Poker is an extremely popular card game around the world. It’s played by people of all ages and backgrounds, and it can be enjoyed in many different forms and styles. Whether you’re playing for fun, or for real money, poker can have a number of mental benefits for your health and well-being.
Poker teaches critical thinking and analysis
When you play poker, your brain is constantly working to figure out the next move. This is great for your critical thinking skills, which will serve you well in any situation where you need to make a decision. It also pushes your math skills in the right direction as you get better at calculating probabilities.
Your brain also gets to exercise and strengthen its neural pathways through repetitive activities like poker. This is a great way to keep your mind sharp and reduce your risk of cognitive decline.
You can learn to read your opponent’s hand
Professional poker players are highly sensitive to their opponents’ tells. These involuntary reactions are hard to avoid, and if you pay attention to them, they can give you important information about your opponent’s hand.
You can also use these tells to bluff your opponent and increase your odds of winning the pot.

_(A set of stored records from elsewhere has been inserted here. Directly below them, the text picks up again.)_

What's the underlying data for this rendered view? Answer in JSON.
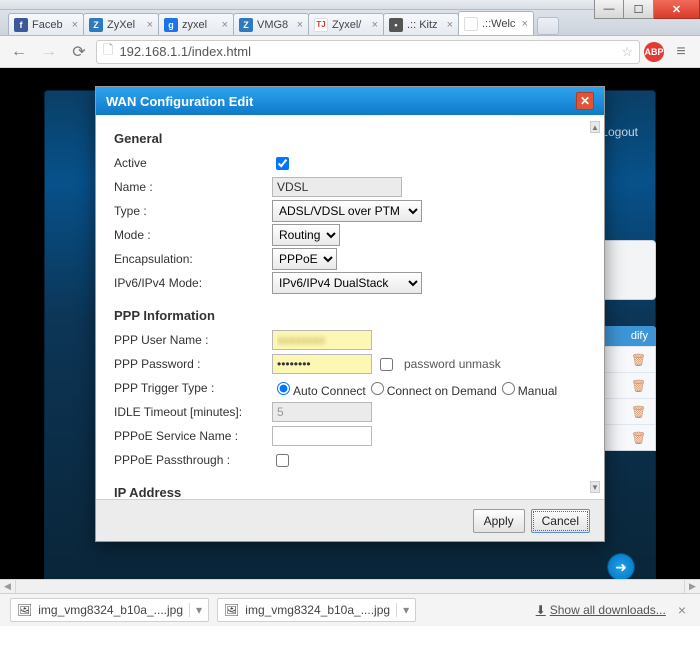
{
  "window": {
    "tabs": [
      {
        "label": "Faceb",
        "favicon_bg": "#3b5998",
        "favicon_text": "f"
      },
      {
        "label": "ZyXel",
        "favicon_bg": "#2d7abf",
        "favicon_text": "Z"
      },
      {
        "label": "zyxel",
        "favicon_bg": "#1a73e8",
        "favicon_text": "g"
      },
      {
        "label": "VMG8",
        "favicon_bg": "#2d7abf",
        "favicon_text": "Z"
      },
      {
        "label": "Zyxel/",
        "favicon_bg": "#cc3b2f",
        "favicon_text": "TJ"
      },
      {
        "label": ".:: Kitz",
        "favicon_bg": "#555",
        "favicon_text": "•"
      },
      {
        "label": ".::Welc",
        "favicon_bg": "#fff",
        "favicon_text": ""
      }
    ],
    "url": "192.168.1.1/index.html"
  },
  "router": {
    "logout": "Logout",
    "side_header": "dify"
  },
  "dialog": {
    "title": "WAN Configuration Edit",
    "sections": {
      "general": "General",
      "ppp": "PPP Information",
      "ip": "IP Address"
    },
    "labels": {
      "active": "Active",
      "name": "Name :",
      "type": "Type :",
      "mode": "Mode :",
      "encap": "Encapsulation:",
      "ipmode": "IPv6/IPv4 Mode:",
      "ppp_user": "PPP User Name :",
      "ppp_pass": "PPP Password :",
      "ppp_trigger": "PPP Trigger Type :",
      "idle": "IDLE Timeout [minutes]:",
      "svc": "PPPoE Service Name :",
      "pass": "PPPoE Passthrough :"
    },
    "values": {
      "active": true,
      "name": "VDSL",
      "type": "ADSL/VDSL over PTM",
      "mode": "Routing",
      "encap": "PPPoE",
      "ipmode": "IPv6/IPv4 DualStack",
      "ppp_user": "",
      "ppp_pass": "••••••••",
      "unmask_label": "password unmask",
      "trigger_opts": {
        "auto": "Auto Connect",
        "demand": "Connect on Demand",
        "manual": "Manual"
      },
      "trigger_sel": "auto",
      "idle": "5",
      "svc": "",
      "pass": false
    },
    "buttons": {
      "apply": "Apply",
      "cancel": "Cancel"
    }
  },
  "downloads": {
    "items": [
      "img_vmg8324_b10a_....jpg",
      "img_vmg8324_b10a_....jpg"
    ],
    "show_all": "Show all downloads..."
  }
}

For example, if you notice that your opponent is taking a long time to call you, then you can bluff them by raising early. This can make them think that you have a strong hand, and they may fold theirs.
It’s important to understand that your hand is good or bad only in relation to what other people are holding. For example, if your hand is king-high and another player holds a king, you have an 82% chance of losing the pot.
Learning to bluff effectively is crucial to being successful at poker. This means you have to be able to read your opponents’ hands and know when to raise and when to fold. This can be difficult at first, but you will get better with practice.
You should always try to bet more often than you call when you have a strong hand, and you should call less often when you have a weaker hand. This will help you control the size of the pot and make sure that you have enough chips to keep playing if you lose.
This skill is a huge part of being successful at poker, and it’s one that you can apply to other aspects of your life. For instance, if you’re trying to bluff your opponent in the first few minutes of a hand, be careful not to overbet or make them feel uncomfortable.
It’s also a good idea to practice your bluffing skills in small games, before you play for money. This will help you become more comfortable and confident with bluffing in bigger games, and it’ll also allow you to get used to the rules of the game.
You can also hone your bluffing skills by joining online poker forums and talking to other players about the game. This will give you a sense of how other players think and what strategies they use to win.